Yes, it is all online. If you do not have access to the internet then you will have to go to the local library, although your local council and jobcentre may be able to help you.
This online system is one of the big question marks over the shift to universal credit.
Questions are being asked over whether the IT system is able to cope with millions of claims once the system is fully up and running.
The National Audit Office said that IT glitches had already affected the national introduction of the scheme.
Its report, published in September, said there were "early setbacks" and that the Department for Work and Pensions has had "weak control of the programme, and had been unable to assess the value of the systems it spent over £300m to develop".
In November, the Commons Public Accounts Committee said the implementation of universal credit had been "extraordinarily poor", with much of the £425m expenditure to then likely to be written off.
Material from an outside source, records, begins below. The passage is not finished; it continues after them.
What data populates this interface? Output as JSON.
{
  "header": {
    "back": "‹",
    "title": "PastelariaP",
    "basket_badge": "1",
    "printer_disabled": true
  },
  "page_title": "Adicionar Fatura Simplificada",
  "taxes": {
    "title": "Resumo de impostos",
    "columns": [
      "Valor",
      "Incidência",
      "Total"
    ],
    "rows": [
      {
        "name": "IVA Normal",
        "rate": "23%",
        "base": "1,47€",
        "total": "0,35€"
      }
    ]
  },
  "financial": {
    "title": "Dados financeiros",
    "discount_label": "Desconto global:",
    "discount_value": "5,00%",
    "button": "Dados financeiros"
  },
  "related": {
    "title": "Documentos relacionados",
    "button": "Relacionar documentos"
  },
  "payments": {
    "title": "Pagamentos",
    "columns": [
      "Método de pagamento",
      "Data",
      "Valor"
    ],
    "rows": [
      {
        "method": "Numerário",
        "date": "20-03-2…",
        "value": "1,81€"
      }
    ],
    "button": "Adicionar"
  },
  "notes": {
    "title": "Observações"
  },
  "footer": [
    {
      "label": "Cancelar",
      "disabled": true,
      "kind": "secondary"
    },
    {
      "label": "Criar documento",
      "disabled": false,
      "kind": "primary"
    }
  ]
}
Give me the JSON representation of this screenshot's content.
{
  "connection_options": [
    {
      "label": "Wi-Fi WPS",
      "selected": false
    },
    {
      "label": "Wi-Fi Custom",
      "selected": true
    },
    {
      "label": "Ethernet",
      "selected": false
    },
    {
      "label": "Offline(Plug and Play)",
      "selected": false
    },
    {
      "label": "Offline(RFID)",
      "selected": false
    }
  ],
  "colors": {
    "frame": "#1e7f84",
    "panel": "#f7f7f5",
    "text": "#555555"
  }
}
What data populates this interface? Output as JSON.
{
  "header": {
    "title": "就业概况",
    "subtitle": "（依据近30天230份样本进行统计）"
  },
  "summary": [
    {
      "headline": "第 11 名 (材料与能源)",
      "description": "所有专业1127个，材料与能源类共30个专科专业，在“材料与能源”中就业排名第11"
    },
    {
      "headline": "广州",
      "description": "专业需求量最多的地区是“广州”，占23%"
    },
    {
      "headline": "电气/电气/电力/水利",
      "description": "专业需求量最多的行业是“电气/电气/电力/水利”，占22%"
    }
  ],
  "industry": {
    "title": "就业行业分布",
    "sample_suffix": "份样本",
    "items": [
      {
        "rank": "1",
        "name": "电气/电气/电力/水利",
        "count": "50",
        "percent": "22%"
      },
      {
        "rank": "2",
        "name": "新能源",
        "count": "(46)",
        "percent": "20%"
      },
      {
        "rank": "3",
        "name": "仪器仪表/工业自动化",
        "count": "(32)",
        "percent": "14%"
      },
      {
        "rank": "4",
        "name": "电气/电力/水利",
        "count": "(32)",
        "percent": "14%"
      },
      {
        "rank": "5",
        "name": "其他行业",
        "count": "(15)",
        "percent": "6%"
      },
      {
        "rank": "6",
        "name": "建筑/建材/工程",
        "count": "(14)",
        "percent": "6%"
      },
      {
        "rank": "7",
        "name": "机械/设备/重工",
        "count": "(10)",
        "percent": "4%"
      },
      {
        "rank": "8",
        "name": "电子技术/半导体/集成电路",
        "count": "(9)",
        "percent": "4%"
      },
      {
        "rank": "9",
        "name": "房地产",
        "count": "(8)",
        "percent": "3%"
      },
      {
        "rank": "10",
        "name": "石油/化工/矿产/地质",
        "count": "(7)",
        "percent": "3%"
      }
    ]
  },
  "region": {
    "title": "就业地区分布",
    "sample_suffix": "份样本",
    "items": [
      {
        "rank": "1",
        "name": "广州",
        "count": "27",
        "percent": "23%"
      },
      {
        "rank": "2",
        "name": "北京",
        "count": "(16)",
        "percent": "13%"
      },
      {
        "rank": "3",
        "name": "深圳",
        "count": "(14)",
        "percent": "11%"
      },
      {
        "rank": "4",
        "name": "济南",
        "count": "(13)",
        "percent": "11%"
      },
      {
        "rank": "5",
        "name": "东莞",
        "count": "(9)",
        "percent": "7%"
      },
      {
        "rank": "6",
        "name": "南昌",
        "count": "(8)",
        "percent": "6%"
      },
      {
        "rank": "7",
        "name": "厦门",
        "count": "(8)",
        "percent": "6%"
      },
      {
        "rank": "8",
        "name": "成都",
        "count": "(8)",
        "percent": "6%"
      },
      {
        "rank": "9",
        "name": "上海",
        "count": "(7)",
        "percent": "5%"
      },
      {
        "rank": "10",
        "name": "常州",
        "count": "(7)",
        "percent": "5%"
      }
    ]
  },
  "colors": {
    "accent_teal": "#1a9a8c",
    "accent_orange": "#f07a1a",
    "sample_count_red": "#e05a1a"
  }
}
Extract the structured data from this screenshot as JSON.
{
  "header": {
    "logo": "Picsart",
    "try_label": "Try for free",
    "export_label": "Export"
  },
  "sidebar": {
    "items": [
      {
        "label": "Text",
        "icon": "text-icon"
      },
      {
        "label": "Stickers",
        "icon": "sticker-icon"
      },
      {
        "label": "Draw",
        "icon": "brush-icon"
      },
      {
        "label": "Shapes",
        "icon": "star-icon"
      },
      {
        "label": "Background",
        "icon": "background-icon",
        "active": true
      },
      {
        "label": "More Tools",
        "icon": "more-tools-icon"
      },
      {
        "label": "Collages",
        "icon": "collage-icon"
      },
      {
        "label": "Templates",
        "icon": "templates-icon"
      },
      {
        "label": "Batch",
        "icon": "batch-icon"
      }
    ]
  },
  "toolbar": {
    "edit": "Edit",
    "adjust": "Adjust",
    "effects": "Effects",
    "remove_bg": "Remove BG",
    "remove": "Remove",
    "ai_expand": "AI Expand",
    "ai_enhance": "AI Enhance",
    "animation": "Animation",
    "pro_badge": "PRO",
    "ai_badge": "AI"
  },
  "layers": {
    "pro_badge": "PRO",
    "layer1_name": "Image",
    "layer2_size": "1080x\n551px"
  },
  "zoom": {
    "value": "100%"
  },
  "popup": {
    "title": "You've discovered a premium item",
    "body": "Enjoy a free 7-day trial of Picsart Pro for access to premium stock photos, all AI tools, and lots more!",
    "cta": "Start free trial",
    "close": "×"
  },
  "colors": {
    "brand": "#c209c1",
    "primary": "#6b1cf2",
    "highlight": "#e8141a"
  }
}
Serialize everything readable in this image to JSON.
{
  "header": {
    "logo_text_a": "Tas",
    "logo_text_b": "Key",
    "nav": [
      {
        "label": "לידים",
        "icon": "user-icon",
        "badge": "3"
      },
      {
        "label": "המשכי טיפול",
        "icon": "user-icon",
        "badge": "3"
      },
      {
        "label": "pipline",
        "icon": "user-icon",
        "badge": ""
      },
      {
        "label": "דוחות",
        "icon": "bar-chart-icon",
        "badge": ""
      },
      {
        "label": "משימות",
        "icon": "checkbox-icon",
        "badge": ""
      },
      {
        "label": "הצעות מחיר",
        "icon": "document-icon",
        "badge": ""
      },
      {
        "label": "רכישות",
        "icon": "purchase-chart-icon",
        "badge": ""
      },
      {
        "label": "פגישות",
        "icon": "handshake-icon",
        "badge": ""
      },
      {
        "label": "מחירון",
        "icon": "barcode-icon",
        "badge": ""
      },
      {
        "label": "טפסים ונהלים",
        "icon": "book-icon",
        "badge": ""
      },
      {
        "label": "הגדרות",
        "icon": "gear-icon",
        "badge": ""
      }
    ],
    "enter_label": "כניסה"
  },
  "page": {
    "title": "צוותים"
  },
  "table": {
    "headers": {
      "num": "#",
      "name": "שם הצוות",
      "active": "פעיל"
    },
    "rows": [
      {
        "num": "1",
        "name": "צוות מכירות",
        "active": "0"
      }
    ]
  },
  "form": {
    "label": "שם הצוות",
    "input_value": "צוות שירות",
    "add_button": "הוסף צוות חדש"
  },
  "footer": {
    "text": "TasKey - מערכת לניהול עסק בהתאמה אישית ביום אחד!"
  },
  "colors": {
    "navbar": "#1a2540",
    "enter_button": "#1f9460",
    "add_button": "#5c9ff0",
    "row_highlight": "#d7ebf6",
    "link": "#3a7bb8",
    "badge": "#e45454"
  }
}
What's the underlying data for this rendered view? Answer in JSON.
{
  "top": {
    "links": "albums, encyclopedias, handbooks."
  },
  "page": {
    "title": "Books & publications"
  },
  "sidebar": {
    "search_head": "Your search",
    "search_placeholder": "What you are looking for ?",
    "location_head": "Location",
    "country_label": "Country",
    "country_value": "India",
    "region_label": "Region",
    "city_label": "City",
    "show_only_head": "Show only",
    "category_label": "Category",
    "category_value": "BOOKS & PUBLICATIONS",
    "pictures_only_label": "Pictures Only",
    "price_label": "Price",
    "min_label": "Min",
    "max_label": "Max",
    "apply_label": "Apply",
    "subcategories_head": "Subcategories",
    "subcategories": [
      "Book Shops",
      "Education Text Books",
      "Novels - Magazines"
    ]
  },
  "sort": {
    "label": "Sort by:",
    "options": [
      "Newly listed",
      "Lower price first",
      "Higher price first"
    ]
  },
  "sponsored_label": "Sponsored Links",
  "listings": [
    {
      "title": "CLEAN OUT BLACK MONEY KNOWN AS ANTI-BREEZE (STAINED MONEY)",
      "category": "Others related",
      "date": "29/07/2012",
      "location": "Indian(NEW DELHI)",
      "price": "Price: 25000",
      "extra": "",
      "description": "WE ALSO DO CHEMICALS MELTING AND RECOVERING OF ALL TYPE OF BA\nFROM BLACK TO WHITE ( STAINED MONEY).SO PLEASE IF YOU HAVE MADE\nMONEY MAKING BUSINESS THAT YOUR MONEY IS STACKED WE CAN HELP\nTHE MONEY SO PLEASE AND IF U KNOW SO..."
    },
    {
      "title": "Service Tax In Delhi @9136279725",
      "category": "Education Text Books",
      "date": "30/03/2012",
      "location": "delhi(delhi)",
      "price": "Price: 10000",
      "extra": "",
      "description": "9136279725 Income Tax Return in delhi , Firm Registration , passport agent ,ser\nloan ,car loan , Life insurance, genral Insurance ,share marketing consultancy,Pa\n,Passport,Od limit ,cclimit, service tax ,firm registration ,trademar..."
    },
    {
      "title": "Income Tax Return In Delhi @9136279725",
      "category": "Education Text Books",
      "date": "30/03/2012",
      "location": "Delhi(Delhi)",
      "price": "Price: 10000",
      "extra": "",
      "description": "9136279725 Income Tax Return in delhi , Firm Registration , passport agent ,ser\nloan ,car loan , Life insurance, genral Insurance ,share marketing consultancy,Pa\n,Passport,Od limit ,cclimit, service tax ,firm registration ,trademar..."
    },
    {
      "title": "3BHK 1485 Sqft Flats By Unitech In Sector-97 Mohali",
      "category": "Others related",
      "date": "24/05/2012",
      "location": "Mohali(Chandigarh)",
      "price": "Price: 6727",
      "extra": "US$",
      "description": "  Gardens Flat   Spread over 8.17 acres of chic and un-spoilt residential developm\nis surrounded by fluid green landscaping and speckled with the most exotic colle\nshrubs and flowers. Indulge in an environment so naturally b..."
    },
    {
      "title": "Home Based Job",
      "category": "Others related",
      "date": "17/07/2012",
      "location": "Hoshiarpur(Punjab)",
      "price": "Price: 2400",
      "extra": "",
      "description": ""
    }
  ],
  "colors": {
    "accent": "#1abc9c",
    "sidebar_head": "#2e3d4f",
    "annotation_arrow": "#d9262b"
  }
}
It said that oversight of the Universal Credit scheme had been "alarmingly weak", warning signs were missed, and there was a "fortress culture" among officials.
Ministers said there was new leadership in place and controls had been strengthened.
What is the effect on business from the change?
Employers are going to have to keep the UK tax authority fully up-to-date with staff earnings through a computer system called real time information.
This will be used to assess how much people are being paid, and so how much universal credit they are entitled to.
For example, at present, an agency worker may work for fewer than 16 hours one week, and so be able to sign on. The following week they may work more than 16 hours and receive no jobseeker's allowance, then have to make a fresh claim if they fall below the 16 hours the week after that.
Under universal credit, their benefit should be altered automatically as earnings go up and down.
Sounds like they will benefit. Who are the other winners and losers?
In monetary terms, the government estimates 3.1 million households will be entitled to more benefits as a result of universal credit, while 2.8 million households will be entitled to less. Nobody will lose out during the initial transition assuming their circumstances stayed the same, the government says.
Across all households, ministers say there will be an average gain of £16 per month.
In its initial estimate of the new system, the Institute for Fiscal Studies said that the poorest are likely to do better, especially couples with children. However, the second earner in a family is likely to lose out in the long-term in many cases.
Some charities argue that, because of a broad-brush approach that universal credit takes, those with more complex benefits claims may lose out, such as some people with disabilities who go to work.
Those without a bank account, or who did not have internet access, will have to seek advice to prepare for the new way this benefit is run and paid.
Any other concern raised?
Labour says that it welcomes the principle behind the changes but has raised concerns about the implementation of the scheme.
Some unions have also spoken out, with the Unite union claiming it creates a division between a "deserving" and an "undeserving poor" - a division that it does not recognise.
When will all this happen?
It started on a very limited basis on 29 April with new claimants, who are single, who live in a small number of postcode areas in Ashton-under-Lyne in Tameside, Greater Manchester.
Trials in three more areas - Oldham, Wigan and Warrington - were due to start at the same time, but were delayed.
More claimants will later move on to universal credit as and when they have a significant change of circumstances, such as starting a new job or when a child is born.
Then by the end of 2017, the rest of those affected in England, Scotland and Wales will be moved on to universal credit in stages.
It will start in Northern Ireland from April 2014, six months after the system in the rest of the UK begins.
This might be one of the biggest changes in benefits, but it is not the only one is it?
No there have been a whole host of benefits changes, ranging from a cap on the amount of benefits than can be claimed, to changes in the way housing benefit and disability allowances are calculated.
You can read more about all of these in our in-depth section on benefits and tax credits.